● TASK INSTRUCTIONS:
The following data is to be repeated exactly, its pictures excluded.

=== PROVIDED DATA ===

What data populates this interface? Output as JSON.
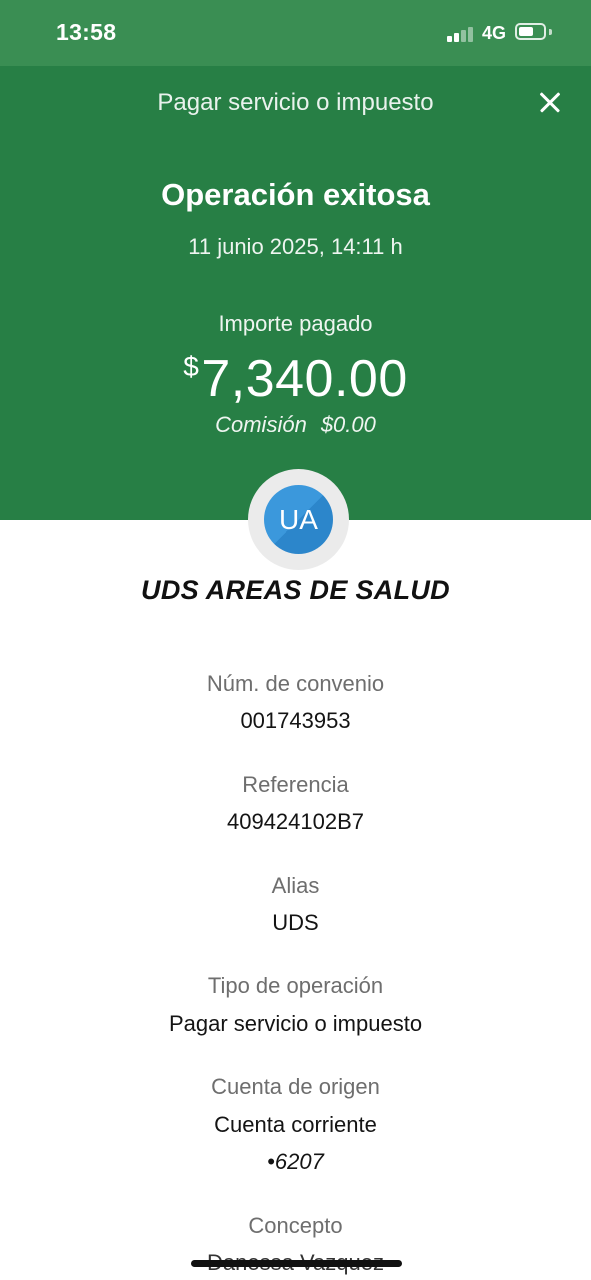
{
  "status_bar": {
    "time": "13:58",
    "network": "4G",
    "battery_level": 0.62
  },
  "header": {
    "title": "Pagar servicio o impuesto"
  },
  "confirmation": {
    "title": "Operación exitosa",
    "datetime": "11 junio 2025, 14:11 h",
    "amount_label": "Importe pagado",
    "currency_symbol": "$",
    "amount": "7,340.00",
    "commission_label": "Comisión",
    "commission_value": "$0.00"
  },
  "merchant": {
    "initials": "UA",
    "name": "UDS AREAS DE SALUD"
  },
  "details": {
    "agreement_label": "Núm. de convenio",
    "agreement_value": "001743953",
    "reference_label": "Referencia",
    "reference_value": "409424102B7",
    "alias_label": "Alias",
    "alias_value": "UDS",
    "operation_type_label": "Tipo de operación",
    "operation_type_value": "Pagar servicio o impuesto",
    "source_account_label": "Cuenta de origen",
    "source_account_value": "Cuenta corriente",
    "source_account_number": "•6207",
    "concept_label": "Concepto",
    "concept_value": "Danessa Vazquez"
  },
  "colors": {
    "status_bar": "#3a8e53",
    "hero_green": "#277f45",
    "avatar_blue": "#3b98dc"
  }
}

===

● TASK ANSWER:
What data populates this interface? Output as JSON.
{
  "status_bar": {
    "time": "13:58",
    "network": "4G",
    "battery_level": 0.62
  },
  "header": {
    "title": "Pagar servicio o impuesto"
  },
  "confirmation": {
    "title": "Operación exitosa",
    "datetime": "11 junio 2025, 14:11 h",
    "amount_label": "Importe pagado",
    "currency_symbol": "$",
    "amount": "7,340.00",
    "commission_label": "Comisión",
    "commission_value": "$0.00"
  },
  "merchant": {
    "initials": "UA",
    "name": "UDS AREAS DE SALUD"
  },
  "details": {
    "agreement_label": "Núm. de convenio",
    "agreement_value": "001743953",
    "reference_label": "Referencia",
    "reference_value": "409424102B7",
    "alias_label": "Alias",
    "alias_value": "UDS",
    "operation_type_label": "Tipo de operación",
    "operation_type_value": "Pagar servicio o impuesto",
    "source_account_label": "Cuenta de origen",
    "source_account_value": "Cuenta corriente",
    "source_account_number": "•6207",
    "concept_label": "Concepto",
    "concept_value": "Danessa Vazquez"
  },
  "colors": {
    "status_bar": "#3a8e53",
    "hero_green": "#277f45",
    "avatar_blue": "#3b98dc"
  }
}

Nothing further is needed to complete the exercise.